_Task brief:_ Among the entries that follow, some lines contain the word "home". Show all of them.
[[ Data records, beginning ]]
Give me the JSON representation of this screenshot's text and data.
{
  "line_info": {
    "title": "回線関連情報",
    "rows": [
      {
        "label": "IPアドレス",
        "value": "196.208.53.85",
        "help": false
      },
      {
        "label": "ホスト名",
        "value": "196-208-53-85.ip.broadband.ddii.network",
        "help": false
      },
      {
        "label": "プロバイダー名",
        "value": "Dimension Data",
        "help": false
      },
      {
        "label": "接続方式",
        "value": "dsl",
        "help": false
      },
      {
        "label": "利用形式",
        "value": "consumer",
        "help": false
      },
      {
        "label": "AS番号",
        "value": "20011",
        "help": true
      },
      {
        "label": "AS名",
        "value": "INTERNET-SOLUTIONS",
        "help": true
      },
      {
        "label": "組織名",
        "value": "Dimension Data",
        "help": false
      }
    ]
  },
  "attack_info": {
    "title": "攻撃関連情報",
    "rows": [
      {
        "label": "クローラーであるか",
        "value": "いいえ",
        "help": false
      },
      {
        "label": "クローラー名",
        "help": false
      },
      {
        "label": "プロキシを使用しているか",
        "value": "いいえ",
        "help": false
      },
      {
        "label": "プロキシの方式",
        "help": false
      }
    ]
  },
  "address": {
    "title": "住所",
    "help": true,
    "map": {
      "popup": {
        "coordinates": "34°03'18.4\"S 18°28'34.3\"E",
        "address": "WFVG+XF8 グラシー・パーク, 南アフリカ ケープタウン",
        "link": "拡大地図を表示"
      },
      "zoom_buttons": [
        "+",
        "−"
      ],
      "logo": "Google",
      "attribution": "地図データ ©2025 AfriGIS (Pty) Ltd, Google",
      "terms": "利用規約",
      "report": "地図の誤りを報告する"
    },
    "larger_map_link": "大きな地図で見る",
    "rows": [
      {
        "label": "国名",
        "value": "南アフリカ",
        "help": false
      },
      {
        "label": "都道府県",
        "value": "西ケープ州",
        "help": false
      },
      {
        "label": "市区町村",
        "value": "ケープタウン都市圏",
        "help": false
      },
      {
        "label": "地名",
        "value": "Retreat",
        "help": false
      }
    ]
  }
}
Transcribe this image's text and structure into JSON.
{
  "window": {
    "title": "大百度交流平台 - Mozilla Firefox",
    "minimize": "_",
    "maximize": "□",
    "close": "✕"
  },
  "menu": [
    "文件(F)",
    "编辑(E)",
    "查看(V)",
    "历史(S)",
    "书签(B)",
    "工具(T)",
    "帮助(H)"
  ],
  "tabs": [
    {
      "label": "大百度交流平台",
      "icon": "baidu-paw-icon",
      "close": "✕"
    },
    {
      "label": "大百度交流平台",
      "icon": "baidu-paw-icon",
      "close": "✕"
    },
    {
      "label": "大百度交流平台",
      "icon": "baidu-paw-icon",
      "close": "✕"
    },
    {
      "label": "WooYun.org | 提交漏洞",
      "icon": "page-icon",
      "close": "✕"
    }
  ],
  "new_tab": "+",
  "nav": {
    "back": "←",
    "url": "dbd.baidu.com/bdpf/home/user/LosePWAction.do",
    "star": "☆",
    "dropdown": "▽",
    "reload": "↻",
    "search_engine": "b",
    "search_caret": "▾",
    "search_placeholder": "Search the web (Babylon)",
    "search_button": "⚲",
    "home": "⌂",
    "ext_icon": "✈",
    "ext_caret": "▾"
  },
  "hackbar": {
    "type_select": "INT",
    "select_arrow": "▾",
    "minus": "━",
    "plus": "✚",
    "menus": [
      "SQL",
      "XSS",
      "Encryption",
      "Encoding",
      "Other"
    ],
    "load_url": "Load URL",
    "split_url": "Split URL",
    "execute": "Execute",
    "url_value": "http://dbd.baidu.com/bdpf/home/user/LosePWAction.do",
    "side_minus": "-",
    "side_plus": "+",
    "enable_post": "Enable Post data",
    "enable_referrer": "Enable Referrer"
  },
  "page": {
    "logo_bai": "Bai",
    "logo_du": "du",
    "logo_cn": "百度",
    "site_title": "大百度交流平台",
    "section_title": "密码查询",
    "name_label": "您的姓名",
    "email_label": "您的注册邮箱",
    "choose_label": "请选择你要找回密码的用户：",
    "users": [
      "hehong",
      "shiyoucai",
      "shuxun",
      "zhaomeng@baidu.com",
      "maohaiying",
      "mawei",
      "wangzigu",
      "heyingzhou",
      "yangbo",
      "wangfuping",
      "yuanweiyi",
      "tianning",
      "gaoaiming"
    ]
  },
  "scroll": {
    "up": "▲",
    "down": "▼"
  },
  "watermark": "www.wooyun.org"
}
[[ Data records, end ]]
_Answer for the task:_
    "url": "dbd.baidu.com/bdpf/home/user/LosePWAction.do",
    "home": "⌂",
    "url_value": "http://dbd.baidu.com/bdpf/home/user/LosePWAction.do",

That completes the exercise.